[Records from a data source]
----------------

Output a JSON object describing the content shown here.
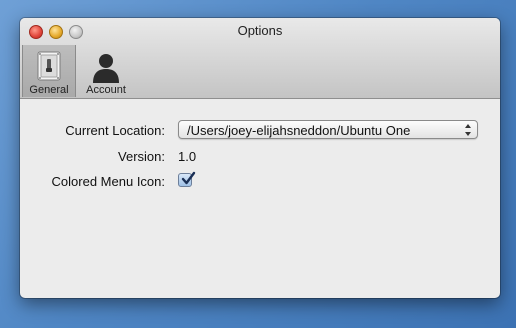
{
  "window": {
    "title": "Options"
  },
  "toolbar": {
    "tabs": [
      {
        "label": "General",
        "icon": "general-switch-icon",
        "selected": true
      },
      {
        "label": "Account",
        "icon": "account-person-icon",
        "selected": false
      }
    ]
  },
  "general": {
    "location_label": "Current Location:",
    "location_value": "/Users/joey-elijahsneddon/Ubuntu One",
    "version_label": "Version:",
    "version_value": "1.0",
    "colored_icon_label": "Colored Menu Icon:",
    "colored_icon_checked": true
  },
  "colors": {
    "accent": "#2f5ea8",
    "window_bg": "#ececec",
    "desktop": "#4f86c4"
  }
}
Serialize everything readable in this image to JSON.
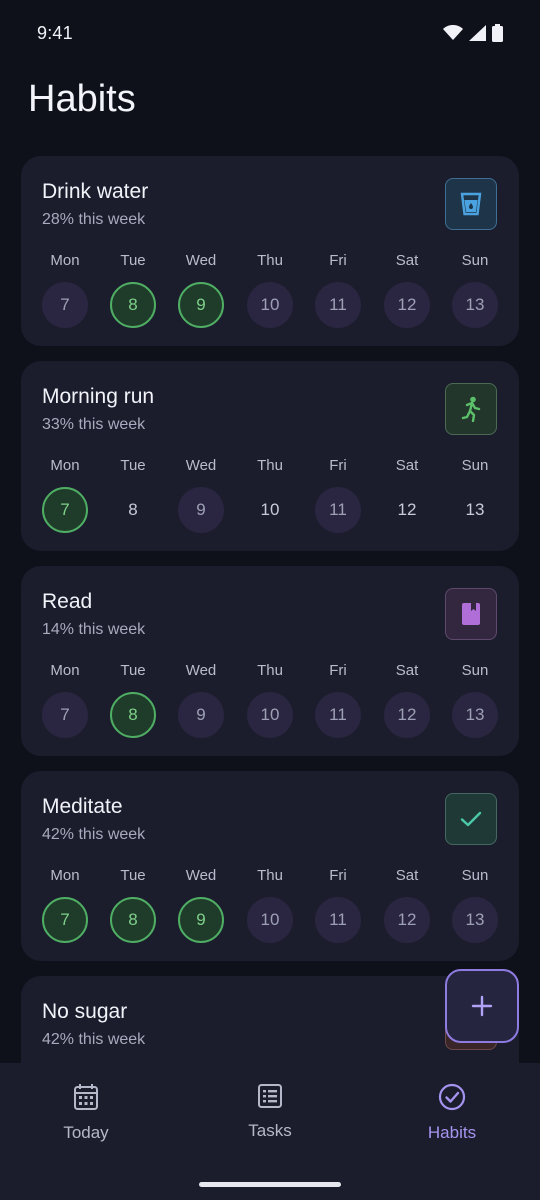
{
  "status_bar": {
    "time": "9:41"
  },
  "page": {
    "title": "Habits"
  },
  "habits": [
    {
      "name": "Drink water",
      "progress": "28% this week",
      "icon": "cup-icon",
      "accent": "#4aa3e0",
      "days": [
        {
          "label": "Mon",
          "date": "7",
          "state": "pending"
        },
        {
          "label": "Tue",
          "date": "8",
          "state": "done"
        },
        {
          "label": "Wed",
          "date": "9",
          "state": "done"
        },
        {
          "label": "Thu",
          "date": "10",
          "state": "pending"
        },
        {
          "label": "Fri",
          "date": "11",
          "state": "pending"
        },
        {
          "label": "Sat",
          "date": "12",
          "state": "pending"
        },
        {
          "label": "Sun",
          "date": "13",
          "state": "pending"
        }
      ]
    },
    {
      "name": "Morning run",
      "progress": "33% this week",
      "icon": "running-icon",
      "accent": "#5cc06a",
      "days": [
        {
          "label": "Mon",
          "date": "7",
          "state": "done"
        },
        {
          "label": "Tue",
          "date": "8",
          "state": "empty"
        },
        {
          "label": "Wed",
          "date": "9",
          "state": "pending"
        },
        {
          "label": "Thu",
          "date": "10",
          "state": "empty"
        },
        {
          "label": "Fri",
          "date": "11",
          "state": "pending"
        },
        {
          "label": "Sat",
          "date": "12",
          "state": "empty"
        },
        {
          "label": "Sun",
          "date": "13",
          "state": "empty"
        }
      ]
    },
    {
      "name": "Read",
      "progress": "14% this week",
      "icon": "book-icon",
      "accent": "#b06fd8",
      "days": [
        {
          "label": "Mon",
          "date": "7",
          "state": "pending"
        },
        {
          "label": "Tue",
          "date": "8",
          "state": "done"
        },
        {
          "label": "Wed",
          "date": "9",
          "state": "pending"
        },
        {
          "label": "Thu",
          "date": "10",
          "state": "pending"
        },
        {
          "label": "Fri",
          "date": "11",
          "state": "pending"
        },
        {
          "label": "Sat",
          "date": "12",
          "state": "pending"
        },
        {
          "label": "Sun",
          "date": "13",
          "state": "pending"
        }
      ]
    },
    {
      "name": "Meditate",
      "progress": "42% this week",
      "icon": "check-icon",
      "accent": "#4cc9a8",
      "days": [
        {
          "label": "Mon",
          "date": "7",
          "state": "done"
        },
        {
          "label": "Tue",
          "date": "8",
          "state": "done"
        },
        {
          "label": "Wed",
          "date": "9",
          "state": "done"
        },
        {
          "label": "Thu",
          "date": "10",
          "state": "pending"
        },
        {
          "label": "Fri",
          "date": "11",
          "state": "pending"
        },
        {
          "label": "Sat",
          "date": "12",
          "state": "pending"
        },
        {
          "label": "Sun",
          "date": "13",
          "state": "pending"
        }
      ]
    },
    {
      "name": "No sugar",
      "progress": "42% this week",
      "icon": "habit-icon",
      "accent": "#d07a5a",
      "days": []
    }
  ],
  "fab": {
    "icon": "plus-icon"
  },
  "bottom_nav": [
    {
      "label": "Today",
      "icon": "calendar-icon",
      "active": false
    },
    {
      "label": "Tasks",
      "icon": "list-icon",
      "active": false
    },
    {
      "label": "Habits",
      "icon": "check-circle-icon",
      "active": true
    }
  ],
  "colors": {
    "background": "#0f111a",
    "card": "#1b1d2d",
    "done_fill": "#1f3b2a",
    "done_border": "#4fae63",
    "accent": "#a594f0"
  }
}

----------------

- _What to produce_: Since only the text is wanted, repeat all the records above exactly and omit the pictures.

- _Your solution_:
Output a JSON object describing the content shown here.
{
  "window": {
    "title": "Options"
  },
  "toolbar": {
    "tabs": [
      {
        "label": "General",
        "icon": "general-switch-icon",
        "selected": true
      },
      {
        "label": "Account",
        "icon": "account-person-icon",
        "selected": false
      }
    ]
  },
  "general": {
    "location_label": "Current Location:",
    "location_value": "/Users/joey-elijahsneddon/Ubuntu One",
    "version_label": "Version:",
    "version_value": "1.0",
    "colored_icon_label": "Colored Menu Icon:",
    "colored_icon_checked": true
  },
  "colors": {
    "accent": "#2f5ea8",
    "window_bg": "#ececec",
    "desktop": "#4f86c4"
  }
}
Serialize everything readable in this image to JSON.
{
  "status_bar": {
    "time": "9:41"
  },
  "page": {
    "title": "Habits"
  },
  "habits": [
    {
      "name": "Drink water",
      "progress": "28% this week",
      "icon": "cup-icon",
      "accent": "#4aa3e0",
      "days": [
        {
          "label": "Mon",
          "date": "7",
          "state": "pending"
        },
        {
          "label": "Tue",
          "date": "8",
          "state": "done"
        },
        {
          "label": "Wed",
          "date": "9",
          "state": "done"
        },
        {
          "label": "Thu",
          "date": "10",
          "state": "pending"
        },
        {
          "label": "Fri",
          "date": "11",
          "state": "pending"
        },
        {
          "label": "Sat",
          "date": "12",
          "state": "pending"
        },
        {
          "label": "Sun",
          "date": "13",
          "state": "pending"
        }
      ]
    },
    {
      "name": "Morning run",
      "progress": "33% this week",
      "icon": "running-icon",
      "accent": "#5cc06a",
      "days": [
        {
          "label": "Mon",
          "date": "7",
          "state": "done"
        },
        {
          "label": "Tue",
          "date": "8",
          "state": "empty"
        },
        {
          "label": "Wed",
          "date": "9",
          "state": "pending"
        },
        {
          "label": "Thu",
          "date": "10",
          "state": "empty"
        },
        {
          "label": "Fri",
          "date": "11",
          "state": "pending"
        },
        {
          "label": "Sat",
          "date": "12",
          "state": "empty"
        },
        {
          "label": "Sun",
          "date": "13",
          "state": "empty"
        }
      ]
    },
    {
      "name": "Read",
      "progress": "14% this week",
      "icon": "book-icon",
      "accent": "#b06fd8",
      "days": [
        {
          "label": "Mon",
          "date": "7",
          "state": "pending"
        },
        {
          "label": "Tue",
          "date": "8",
          "state": "done"
        },
        {
          "label": "Wed",
          "date": "9",
          "state": "pending"
        },
        {
          "label": "Thu",
          "date": "10",
          "state": "pending"
        },
        {
          "label": "Fri",
          "date": "11",
          "state": "pending"
        },
        {
          "label": "Sat",
          "date": "12",
          "state": "pending"
        },
        {
          "label": "Sun",
          "date": "13",
          "state": "pending"
        }
      ]
    },
    {
      "name": "Meditate",
      "progress": "42% this week",
      "icon": "check-icon",
      "accent": "#4cc9a8",
      "days": [
        {
          "label": "Mon",
          "date": "7",
          "state": "done"
        },
        {
          "label": "Tue",
          "date": "8",
          "state": "done"
        },
        {
          "label": "Wed",
          "date": "9",
          "state": "done"
        },
        {
          "label": "Thu",
          "date": "10",
          "state": "pending"
        },
        {
          "label": "Fri",
          "date": "11",
          "state": "pending"
        },
        {
          "label": "Sat",
          "date": "12",
          "state": "pending"
        },
        {
          "label": "Sun",
          "date": "13",
          "state": "pending"
        }
      ]
    },
    {
      "name": "No sugar",
      "progress": "42% this week",
      "icon": "habit-icon",
      "accent": "#d07a5a",
      "days": []
    }
  ],
  "fab": {
    "icon": "plus-icon"
  },
  "bottom_nav": [
    {
      "label": "Today",
      "icon": "calendar-icon",
      "active": false
    },
    {
      "label": "Tasks",
      "icon": "list-icon",
      "active": false
    },
    {
      "label": "Habits",
      "icon": "check-circle-icon",
      "active": true
    }
  ],
  "colors": {
    "background": "#0f111a",
    "card": "#1b1d2d",
    "done_fill": "#1f3b2a",
    "done_border": "#4fae63",
    "accent": "#a594f0"
  }
}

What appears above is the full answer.